Get to know your people

You may have been told not to get too close to the people you supervise because it undermines your authority and makes it harder for you to make your employees do what you want them to do. This old-style management philosophy is now officially obsolete. Using raw authority to make employees do what you want them to do is out. Instead, you should involve employees in decision-making and get them engaged in their jobs. When you do that, they want to achieve the goals that you set together.

You may not be inviting your employees to your house for the holidays, but there’s nothing wrong with getting to know them as people. In fact, you stand to gain a lot by having normal relationships with your employees. These benefits may include increased levels of trust and loyalty, better communication, and higher performance.

Learn how to delegate

Delegation is the most powerful tool at the disposal of any manager — it’s the way managers get work done. Delegation is a win-win activity. When you delegate, others do much of the day-to-day work of the organization, freeing you up to manage, plan, and take on more complex work, with the potential for earning a higher salary. As your employees develop a broader range of skills, they’ll be ready to move up with you. This partnership builds trust, enhances your career potential, and improves the health of your organization.

Effective delegating involves more than asking someone to do something. It includes mutual consultation and agreement between the manager and team members. Solicit team members’ reactions and ideas, thereby bringing trust, support, and open communication to the process.

Encourage teamwork

Smart managers realize that they can get far more out of their organizations when employees cooperate with one another than if they compete against one another. Many tasks now get done through teamwork, and organizations are changing the way they do business. Organizations no longer measure employees only by their individual contributions; they also take into account how effective employees are as contributing members of their work teams.

As a manager, you want to encourage teamwork in your organization. Carefully assess work assignments and decide whether it makes more sense to assign them to individuals or to teams of employees. Reward your employees when they exhibit good teamwork skills — every business needs more of these skills.

Communicate, communicate, communicate

Good managers are skilled at communicating with their employees, and they do it often and through every means at their disposal. As a new manager, set aside some time each day to communicate with your employees.

Walk through the work area to casually meet with employees and discuss current projects or customers.
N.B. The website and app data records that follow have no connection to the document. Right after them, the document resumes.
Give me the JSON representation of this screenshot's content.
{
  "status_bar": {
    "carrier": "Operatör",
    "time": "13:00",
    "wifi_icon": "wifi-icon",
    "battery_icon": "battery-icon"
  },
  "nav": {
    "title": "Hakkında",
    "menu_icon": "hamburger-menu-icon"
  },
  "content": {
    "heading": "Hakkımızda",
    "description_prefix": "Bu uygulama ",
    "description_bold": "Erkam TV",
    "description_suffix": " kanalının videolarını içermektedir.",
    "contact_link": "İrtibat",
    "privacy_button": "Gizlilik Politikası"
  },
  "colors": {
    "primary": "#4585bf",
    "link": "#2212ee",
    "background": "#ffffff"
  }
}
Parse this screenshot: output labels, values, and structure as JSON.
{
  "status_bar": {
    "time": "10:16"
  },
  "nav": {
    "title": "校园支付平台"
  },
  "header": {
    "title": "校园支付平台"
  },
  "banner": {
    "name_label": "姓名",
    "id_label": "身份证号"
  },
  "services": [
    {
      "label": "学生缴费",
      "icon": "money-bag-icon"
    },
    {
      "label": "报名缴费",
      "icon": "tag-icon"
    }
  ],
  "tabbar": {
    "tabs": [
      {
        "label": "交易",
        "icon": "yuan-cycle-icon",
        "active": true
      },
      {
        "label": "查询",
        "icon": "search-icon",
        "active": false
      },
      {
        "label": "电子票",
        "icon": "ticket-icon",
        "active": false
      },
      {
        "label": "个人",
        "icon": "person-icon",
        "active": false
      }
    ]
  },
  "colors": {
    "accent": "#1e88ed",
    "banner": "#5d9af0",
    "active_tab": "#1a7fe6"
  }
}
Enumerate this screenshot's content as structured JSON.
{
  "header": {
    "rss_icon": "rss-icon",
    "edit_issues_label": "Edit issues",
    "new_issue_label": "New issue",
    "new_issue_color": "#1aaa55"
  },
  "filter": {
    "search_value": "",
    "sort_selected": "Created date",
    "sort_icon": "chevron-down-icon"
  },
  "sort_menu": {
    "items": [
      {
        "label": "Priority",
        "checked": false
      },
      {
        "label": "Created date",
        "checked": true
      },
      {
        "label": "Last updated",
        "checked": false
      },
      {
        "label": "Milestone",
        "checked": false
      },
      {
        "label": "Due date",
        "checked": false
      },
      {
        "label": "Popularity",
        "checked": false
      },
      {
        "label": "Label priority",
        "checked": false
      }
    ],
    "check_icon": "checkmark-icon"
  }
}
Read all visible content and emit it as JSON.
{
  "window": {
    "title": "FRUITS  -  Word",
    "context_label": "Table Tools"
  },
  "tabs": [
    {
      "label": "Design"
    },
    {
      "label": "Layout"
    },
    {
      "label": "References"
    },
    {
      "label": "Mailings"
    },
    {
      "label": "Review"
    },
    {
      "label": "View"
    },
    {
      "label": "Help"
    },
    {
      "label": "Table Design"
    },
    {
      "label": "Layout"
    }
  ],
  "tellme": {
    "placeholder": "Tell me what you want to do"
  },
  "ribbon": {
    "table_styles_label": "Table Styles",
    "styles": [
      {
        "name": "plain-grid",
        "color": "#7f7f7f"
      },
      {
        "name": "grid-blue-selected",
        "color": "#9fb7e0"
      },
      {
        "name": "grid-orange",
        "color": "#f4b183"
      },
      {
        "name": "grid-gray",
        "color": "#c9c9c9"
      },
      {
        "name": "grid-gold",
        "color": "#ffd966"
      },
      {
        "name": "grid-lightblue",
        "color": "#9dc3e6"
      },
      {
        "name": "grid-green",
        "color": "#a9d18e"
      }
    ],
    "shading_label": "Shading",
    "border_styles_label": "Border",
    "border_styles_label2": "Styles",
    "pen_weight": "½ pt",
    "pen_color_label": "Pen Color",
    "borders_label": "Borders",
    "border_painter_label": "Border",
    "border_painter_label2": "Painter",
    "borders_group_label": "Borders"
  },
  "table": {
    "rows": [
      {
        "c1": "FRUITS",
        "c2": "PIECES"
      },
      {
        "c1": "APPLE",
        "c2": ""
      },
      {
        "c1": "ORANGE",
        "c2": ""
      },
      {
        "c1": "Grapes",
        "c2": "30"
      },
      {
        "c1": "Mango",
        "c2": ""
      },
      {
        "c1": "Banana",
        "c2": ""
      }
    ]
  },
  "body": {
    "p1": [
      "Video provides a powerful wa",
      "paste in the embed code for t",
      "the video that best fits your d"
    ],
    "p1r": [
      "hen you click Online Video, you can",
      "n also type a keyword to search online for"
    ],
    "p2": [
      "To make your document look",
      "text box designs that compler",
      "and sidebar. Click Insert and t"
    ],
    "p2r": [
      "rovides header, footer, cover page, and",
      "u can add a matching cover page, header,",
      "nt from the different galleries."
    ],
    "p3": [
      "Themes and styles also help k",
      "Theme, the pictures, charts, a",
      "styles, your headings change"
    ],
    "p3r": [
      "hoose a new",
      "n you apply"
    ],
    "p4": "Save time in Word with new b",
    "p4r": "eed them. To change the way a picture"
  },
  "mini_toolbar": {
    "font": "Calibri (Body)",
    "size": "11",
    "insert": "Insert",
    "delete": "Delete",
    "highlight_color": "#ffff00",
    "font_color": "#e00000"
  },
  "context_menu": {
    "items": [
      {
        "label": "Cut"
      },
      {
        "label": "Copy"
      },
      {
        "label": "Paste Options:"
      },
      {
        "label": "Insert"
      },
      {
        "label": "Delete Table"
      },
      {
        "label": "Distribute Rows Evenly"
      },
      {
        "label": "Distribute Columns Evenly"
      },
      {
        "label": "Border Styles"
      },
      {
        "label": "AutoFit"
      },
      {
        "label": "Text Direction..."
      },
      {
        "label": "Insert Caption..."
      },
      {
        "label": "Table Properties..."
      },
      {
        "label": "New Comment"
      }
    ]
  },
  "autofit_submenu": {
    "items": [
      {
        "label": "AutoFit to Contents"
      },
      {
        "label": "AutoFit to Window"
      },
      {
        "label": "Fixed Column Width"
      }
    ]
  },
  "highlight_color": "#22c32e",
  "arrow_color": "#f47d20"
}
Keep in touch with employees through e-mail messages or telephone calls. Have regular staff meetings to discuss current opportunities and issues and to keep employees updated on the latest company happenings. Create a department blog or Facebook fan page to enable discussions within your organization. Overcommunicating is definitely better than undercommunicating.

Be a coach

A good coach helps employees perform at a higher level, in the same way that a baseball, football, or soccer coach helps athletes perform at a higher level. Coaches in business do this by offering advice on how to perform better, giving valuable feedback, and supporting the people they coach. They help employees gain confidence, and they applaud their efforts when employees make progress toward completing a goal.

As a manager, you’re in the perfect position to coach the people in your department or other organizational unit. Let them see that you’re a human being; if you’re approachable (and not perceived as perfect), your employees will find you more genuine, resulting in a better working relationship.